Before you start the baby massage, ask your baby’s “permission”, suggests Pauline Carter, chair of the Guild of Infant and Child Massage. ‘Put your hands on her and look for clues. If she maintains eye contact or smiles, then she’s ready for a massage. Signs she’s not keen include hiccupping and looking away. Being aware of these clues will improve communication between you both.
That loving feeling
It’s good to signal to your baby that you’re about to massage her. ‘Make small circles on her head so she links this action with having a massage. If she’s ready, she’ll get excited. Never try to massage her if she’s crying or feeling sleepy, explains Pauline.
Rub my back, Mummy
Place her over your shoulder and massage from her back down to her bottom. Use your whole hand and be careful not to put pressure on her spine. Use long, gentle strokes.
Place her on a changing mat on the floor and remove her nappy. ‘Use plain vegetable oil as this is closest to human sebum, a natural oil produced by the skin to keep it supple, and is the least likely to cause problems,’ says Pauline. ‘Warm a 10p-sized amount of oil between the palms of your hands. Always do a patch test ten minutes before you massage your baby for the first time to make sure she isn’t allergic. Place a small drop on the side of your baby’s wrist and don’t use it if the area turns red or a rash appears.’
Close to you
When your baby starts crawling, she probably won’t be interested in staying still for a massage. But from 18 months, she may start to like it again. Baby massage is a wonderful way for you and your child to spend time together, and it can have a positive effect on your relationship. Let her guide you so that it remains an enjoyable experience for both of you.
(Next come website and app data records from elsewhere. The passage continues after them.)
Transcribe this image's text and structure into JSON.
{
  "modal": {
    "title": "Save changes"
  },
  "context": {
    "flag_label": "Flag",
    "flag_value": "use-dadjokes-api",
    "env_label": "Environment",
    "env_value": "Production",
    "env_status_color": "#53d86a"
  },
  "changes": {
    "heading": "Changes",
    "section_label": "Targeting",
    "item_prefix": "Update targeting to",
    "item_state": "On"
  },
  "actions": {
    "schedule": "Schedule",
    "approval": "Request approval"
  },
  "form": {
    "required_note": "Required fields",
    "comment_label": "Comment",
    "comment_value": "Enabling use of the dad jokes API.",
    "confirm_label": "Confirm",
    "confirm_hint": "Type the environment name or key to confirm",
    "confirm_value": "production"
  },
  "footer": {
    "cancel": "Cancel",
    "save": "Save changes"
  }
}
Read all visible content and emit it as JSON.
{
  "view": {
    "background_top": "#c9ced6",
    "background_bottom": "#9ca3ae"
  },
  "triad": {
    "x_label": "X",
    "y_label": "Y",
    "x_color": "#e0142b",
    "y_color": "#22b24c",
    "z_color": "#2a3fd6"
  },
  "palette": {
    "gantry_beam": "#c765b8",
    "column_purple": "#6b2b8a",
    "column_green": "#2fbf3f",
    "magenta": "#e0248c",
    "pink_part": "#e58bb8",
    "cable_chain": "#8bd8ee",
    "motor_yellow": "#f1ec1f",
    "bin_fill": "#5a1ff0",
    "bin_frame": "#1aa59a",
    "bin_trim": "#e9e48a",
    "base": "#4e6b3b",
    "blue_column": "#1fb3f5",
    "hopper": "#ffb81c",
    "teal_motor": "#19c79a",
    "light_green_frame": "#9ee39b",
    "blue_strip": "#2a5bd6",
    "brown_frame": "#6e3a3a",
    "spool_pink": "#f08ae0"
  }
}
- For more information, contact the Guild of Infant and Child Massage on 01889 564555 or visit www.gicm.org.uk